> _Entries shown_:
_ _ _ _ _ _ _

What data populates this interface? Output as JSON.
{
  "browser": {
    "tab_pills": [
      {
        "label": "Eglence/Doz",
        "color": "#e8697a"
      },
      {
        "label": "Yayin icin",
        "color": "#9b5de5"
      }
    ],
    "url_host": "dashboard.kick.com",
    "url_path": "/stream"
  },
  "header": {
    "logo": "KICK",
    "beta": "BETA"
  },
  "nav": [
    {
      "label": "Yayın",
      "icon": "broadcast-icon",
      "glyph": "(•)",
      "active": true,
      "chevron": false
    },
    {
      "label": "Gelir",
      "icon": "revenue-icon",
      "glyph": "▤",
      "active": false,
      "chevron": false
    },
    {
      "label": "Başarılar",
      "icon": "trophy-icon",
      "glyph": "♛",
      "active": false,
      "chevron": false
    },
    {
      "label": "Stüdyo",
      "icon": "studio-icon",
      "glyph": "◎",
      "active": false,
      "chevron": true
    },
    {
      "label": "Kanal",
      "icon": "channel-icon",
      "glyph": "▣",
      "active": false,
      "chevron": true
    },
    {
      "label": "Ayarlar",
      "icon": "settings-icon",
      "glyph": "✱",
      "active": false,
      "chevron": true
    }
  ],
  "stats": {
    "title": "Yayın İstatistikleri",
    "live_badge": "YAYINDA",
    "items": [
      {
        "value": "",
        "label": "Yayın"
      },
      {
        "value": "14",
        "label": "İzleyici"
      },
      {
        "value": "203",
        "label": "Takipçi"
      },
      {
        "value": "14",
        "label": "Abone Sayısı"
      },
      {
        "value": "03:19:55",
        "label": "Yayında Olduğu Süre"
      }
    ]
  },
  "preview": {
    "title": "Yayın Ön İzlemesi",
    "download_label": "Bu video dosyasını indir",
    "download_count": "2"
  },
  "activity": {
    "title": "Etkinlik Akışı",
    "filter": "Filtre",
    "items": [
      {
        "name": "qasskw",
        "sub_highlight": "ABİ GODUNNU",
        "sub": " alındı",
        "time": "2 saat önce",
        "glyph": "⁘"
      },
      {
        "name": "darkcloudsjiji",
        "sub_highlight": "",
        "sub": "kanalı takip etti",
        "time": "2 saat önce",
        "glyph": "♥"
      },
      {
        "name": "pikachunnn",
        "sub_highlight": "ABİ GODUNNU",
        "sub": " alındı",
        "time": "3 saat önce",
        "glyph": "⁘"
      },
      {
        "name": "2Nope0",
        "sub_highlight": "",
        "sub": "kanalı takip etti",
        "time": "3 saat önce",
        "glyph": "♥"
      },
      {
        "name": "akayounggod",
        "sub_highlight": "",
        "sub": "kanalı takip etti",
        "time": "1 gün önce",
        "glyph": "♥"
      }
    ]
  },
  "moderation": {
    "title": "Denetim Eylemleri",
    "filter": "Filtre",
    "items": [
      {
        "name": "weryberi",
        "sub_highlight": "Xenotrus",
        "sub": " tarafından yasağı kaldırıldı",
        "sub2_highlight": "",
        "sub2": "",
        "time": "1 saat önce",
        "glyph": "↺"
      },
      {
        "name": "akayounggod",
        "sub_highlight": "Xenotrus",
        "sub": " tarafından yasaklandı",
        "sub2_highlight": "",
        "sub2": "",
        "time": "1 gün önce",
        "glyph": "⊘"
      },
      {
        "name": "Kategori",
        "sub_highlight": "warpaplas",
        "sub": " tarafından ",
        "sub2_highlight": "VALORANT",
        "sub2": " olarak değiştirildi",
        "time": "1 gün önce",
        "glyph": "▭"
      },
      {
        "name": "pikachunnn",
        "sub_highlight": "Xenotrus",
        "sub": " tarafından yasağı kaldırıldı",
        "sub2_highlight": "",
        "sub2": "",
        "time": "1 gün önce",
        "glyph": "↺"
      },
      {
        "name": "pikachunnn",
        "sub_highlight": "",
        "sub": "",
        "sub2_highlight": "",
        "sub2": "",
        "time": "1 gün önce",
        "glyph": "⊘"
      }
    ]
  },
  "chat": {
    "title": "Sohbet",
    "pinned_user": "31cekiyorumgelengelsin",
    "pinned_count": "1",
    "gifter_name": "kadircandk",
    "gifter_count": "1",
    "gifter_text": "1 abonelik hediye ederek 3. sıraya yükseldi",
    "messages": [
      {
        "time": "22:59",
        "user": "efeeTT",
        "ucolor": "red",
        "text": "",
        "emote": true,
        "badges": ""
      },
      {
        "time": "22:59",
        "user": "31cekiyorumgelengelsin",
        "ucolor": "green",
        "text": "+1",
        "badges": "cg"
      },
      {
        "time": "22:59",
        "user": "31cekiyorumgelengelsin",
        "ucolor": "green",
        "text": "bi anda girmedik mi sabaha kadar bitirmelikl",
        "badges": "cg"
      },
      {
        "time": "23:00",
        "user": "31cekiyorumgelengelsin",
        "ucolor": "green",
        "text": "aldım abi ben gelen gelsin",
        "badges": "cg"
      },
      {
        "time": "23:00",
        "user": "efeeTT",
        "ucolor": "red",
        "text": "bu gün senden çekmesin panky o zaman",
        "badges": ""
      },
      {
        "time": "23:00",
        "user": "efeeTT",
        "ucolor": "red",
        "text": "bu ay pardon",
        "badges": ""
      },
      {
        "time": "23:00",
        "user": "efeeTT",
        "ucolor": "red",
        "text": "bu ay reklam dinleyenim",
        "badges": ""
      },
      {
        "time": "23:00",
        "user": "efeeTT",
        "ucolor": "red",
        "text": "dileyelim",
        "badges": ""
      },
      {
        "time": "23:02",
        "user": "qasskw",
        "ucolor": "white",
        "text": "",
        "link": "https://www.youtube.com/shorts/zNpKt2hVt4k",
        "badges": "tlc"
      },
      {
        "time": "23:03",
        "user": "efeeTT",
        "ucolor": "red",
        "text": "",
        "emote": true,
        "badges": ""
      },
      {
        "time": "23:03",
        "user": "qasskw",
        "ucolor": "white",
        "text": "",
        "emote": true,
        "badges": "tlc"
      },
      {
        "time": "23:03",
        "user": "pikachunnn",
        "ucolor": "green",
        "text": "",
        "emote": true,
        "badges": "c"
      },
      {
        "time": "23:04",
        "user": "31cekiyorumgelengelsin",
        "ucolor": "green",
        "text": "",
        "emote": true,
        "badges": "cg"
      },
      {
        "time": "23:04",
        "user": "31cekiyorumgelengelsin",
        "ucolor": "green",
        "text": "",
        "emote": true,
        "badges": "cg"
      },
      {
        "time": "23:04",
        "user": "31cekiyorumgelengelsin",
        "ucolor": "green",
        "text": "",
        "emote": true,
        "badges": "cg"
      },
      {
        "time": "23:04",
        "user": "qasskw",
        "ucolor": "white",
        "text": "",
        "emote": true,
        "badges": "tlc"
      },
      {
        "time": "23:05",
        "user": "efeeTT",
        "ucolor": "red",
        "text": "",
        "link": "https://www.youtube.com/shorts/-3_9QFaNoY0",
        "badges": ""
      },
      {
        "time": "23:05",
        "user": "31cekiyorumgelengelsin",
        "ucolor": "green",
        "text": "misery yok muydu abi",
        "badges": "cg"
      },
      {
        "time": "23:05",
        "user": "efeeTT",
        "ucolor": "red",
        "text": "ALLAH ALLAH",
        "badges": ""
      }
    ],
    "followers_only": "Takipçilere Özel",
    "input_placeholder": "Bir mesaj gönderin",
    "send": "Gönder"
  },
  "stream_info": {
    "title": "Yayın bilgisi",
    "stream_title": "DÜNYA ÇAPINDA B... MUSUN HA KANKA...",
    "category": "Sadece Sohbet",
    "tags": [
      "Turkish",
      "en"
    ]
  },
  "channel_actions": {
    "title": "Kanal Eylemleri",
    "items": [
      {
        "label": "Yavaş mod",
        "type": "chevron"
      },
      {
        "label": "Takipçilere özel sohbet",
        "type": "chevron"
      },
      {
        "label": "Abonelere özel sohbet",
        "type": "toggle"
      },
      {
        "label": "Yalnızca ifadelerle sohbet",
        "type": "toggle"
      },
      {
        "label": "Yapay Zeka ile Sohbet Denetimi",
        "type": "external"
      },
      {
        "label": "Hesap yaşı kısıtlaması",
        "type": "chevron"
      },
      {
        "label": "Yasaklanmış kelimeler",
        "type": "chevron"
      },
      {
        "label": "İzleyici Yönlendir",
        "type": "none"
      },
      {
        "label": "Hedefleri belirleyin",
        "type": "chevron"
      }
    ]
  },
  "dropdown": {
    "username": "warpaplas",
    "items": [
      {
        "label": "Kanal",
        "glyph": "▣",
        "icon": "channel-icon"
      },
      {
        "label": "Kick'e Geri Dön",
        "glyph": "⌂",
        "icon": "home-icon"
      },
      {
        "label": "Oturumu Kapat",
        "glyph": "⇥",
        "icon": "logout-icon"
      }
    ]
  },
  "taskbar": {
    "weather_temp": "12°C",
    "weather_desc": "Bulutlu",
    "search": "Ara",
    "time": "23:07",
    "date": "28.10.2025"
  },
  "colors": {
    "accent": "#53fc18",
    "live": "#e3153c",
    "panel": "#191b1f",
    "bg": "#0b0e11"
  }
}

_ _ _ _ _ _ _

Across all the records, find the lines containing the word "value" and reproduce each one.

        "value": "",
        "value": "14",
        "value": "203",
        "value": "14",
        "value": "03:19:55",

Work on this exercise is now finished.